- RAW DATA -

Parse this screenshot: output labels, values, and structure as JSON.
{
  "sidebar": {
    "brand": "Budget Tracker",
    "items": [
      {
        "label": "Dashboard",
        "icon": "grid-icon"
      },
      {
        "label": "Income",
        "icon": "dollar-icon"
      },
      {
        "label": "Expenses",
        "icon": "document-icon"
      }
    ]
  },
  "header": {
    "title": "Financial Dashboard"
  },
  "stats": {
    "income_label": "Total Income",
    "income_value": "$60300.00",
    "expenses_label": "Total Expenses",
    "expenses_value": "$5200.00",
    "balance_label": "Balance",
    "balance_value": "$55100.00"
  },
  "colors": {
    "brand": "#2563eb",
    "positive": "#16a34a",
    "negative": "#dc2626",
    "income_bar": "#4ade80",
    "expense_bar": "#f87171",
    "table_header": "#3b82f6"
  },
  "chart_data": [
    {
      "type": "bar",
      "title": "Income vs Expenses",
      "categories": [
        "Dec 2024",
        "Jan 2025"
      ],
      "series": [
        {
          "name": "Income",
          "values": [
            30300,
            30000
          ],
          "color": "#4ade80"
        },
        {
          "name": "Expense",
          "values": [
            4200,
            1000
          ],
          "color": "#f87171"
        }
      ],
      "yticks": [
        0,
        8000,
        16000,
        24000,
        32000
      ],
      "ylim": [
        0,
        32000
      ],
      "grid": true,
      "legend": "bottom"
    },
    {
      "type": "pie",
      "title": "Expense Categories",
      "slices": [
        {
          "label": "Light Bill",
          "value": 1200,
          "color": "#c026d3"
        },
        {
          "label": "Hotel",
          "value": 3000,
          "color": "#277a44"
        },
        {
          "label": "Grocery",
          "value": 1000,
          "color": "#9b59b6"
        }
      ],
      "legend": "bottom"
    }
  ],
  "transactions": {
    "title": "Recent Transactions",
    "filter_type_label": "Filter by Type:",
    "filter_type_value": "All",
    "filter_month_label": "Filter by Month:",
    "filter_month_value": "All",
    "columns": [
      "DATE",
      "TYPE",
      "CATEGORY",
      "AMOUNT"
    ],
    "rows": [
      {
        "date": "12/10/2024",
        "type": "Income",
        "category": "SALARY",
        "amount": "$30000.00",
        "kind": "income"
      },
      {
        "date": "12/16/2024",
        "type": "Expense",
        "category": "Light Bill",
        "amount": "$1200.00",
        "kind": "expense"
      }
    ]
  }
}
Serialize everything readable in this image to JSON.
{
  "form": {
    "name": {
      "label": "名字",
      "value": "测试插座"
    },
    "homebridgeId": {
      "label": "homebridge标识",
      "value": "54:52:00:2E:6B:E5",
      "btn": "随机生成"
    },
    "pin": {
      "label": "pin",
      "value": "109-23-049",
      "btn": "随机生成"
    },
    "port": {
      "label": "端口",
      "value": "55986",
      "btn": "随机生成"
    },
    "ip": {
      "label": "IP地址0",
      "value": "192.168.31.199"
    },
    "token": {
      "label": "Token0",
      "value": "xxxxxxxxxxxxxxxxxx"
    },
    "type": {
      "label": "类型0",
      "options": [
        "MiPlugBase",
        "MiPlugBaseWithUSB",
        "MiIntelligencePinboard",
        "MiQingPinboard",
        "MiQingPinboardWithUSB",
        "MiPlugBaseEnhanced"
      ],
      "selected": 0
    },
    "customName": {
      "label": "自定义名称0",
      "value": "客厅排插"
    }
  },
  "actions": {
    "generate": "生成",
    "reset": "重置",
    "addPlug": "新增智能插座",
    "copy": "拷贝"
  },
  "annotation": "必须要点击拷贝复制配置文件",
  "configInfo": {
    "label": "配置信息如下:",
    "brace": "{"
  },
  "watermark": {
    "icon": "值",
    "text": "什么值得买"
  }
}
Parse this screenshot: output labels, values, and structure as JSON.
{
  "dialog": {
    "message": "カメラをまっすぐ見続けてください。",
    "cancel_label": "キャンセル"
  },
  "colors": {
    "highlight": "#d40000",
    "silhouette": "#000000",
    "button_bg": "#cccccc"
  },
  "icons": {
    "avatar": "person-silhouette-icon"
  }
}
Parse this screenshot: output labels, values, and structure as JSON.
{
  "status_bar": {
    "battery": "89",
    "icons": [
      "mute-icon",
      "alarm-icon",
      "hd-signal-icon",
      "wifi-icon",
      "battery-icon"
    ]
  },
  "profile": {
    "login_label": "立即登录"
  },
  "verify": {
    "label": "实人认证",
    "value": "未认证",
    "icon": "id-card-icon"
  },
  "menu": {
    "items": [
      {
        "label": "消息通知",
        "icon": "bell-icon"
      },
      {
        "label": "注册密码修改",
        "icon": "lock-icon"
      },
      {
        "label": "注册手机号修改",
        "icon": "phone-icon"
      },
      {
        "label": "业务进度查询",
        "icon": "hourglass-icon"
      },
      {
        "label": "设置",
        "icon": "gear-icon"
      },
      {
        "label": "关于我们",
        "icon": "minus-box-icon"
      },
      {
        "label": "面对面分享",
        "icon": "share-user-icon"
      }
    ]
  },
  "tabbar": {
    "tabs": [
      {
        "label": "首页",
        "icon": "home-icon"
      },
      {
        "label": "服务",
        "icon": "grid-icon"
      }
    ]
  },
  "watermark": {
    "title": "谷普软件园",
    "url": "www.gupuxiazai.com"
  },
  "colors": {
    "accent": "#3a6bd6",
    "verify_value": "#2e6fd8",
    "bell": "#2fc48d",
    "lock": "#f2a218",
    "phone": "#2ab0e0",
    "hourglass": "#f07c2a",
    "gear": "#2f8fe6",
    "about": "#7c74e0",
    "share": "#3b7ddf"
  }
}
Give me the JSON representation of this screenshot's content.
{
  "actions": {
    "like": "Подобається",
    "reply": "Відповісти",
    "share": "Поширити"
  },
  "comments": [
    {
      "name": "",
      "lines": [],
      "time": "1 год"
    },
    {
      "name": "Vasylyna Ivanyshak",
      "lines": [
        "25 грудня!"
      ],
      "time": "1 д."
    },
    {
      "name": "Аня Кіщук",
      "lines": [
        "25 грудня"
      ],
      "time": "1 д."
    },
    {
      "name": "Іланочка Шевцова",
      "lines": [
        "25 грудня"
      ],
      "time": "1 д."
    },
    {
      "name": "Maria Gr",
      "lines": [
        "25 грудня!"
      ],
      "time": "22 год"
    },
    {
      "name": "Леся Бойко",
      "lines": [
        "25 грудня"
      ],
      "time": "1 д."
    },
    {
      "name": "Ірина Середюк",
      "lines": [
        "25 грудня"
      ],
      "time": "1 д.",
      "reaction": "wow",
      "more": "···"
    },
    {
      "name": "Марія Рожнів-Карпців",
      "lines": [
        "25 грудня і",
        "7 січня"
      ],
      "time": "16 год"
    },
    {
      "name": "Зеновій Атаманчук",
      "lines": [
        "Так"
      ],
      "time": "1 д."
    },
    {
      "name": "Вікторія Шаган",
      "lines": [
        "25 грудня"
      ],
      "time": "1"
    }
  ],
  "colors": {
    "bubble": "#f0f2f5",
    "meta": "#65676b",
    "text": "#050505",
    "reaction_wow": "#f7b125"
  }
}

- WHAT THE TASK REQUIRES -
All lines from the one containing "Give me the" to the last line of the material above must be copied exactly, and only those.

- ANSWER SECTION -
Give me the JSON representation of this screenshot's content.
{
  "actions": {
    "like": "Подобається",
    "reply": "Відповісти",
    "share": "Поширити"
  },
  "comments": [
    {
      "name": "",
      "lines": [],
      "time": "1 год"
    },
    {
      "name": "Vasylyna Ivanyshak",
      "lines": [
        "25 грудня!"
      ],
      "time": "1 д."
    },
    {
      "name": "Аня Кіщук",
      "lines": [
        "25 грудня"
      ],
      "time": "1 д."
    },
    {
      "name": "Іланочка Шевцова",
      "lines": [
        "25 грудня"
      ],
      "time": "1 д."
    },
    {
      "name": "Maria Gr",
      "lines": [
        "25 грудня!"
      ],
      "time": "22 год"
    },
    {
      "name": "Леся Бойко",
      "lines": [
        "25 грудня"
      ],
      "time": "1 д."
    },
    {
      "name": "Ірина Середюк",
      "lines": [
        "25 грудня"
      ],
      "time": "1 д.",
      "reaction": "wow",
      "more": "···"
    },
    {
      "name": "Марія Рожнів-Карпців",
      "lines": [
        "25 грудня і",
        "7 січня"
      ],
      "time": "16 год"
    },
    {
      "name": "Зеновій Атаманчук",
      "lines": [
        "Так"
      ],
      "time": "1 д."
    },
    {
      "name": "Вікторія Шаган",
      "lines": [
        "25 грудня"
      ],
      "time": "1"
    }
  ],
  "colors": {
    "bubble": "#f0f2f5",
    "meta": "#65676b",
    "text": "#050505",
    "reaction_wow": "#f7b125"
  }
}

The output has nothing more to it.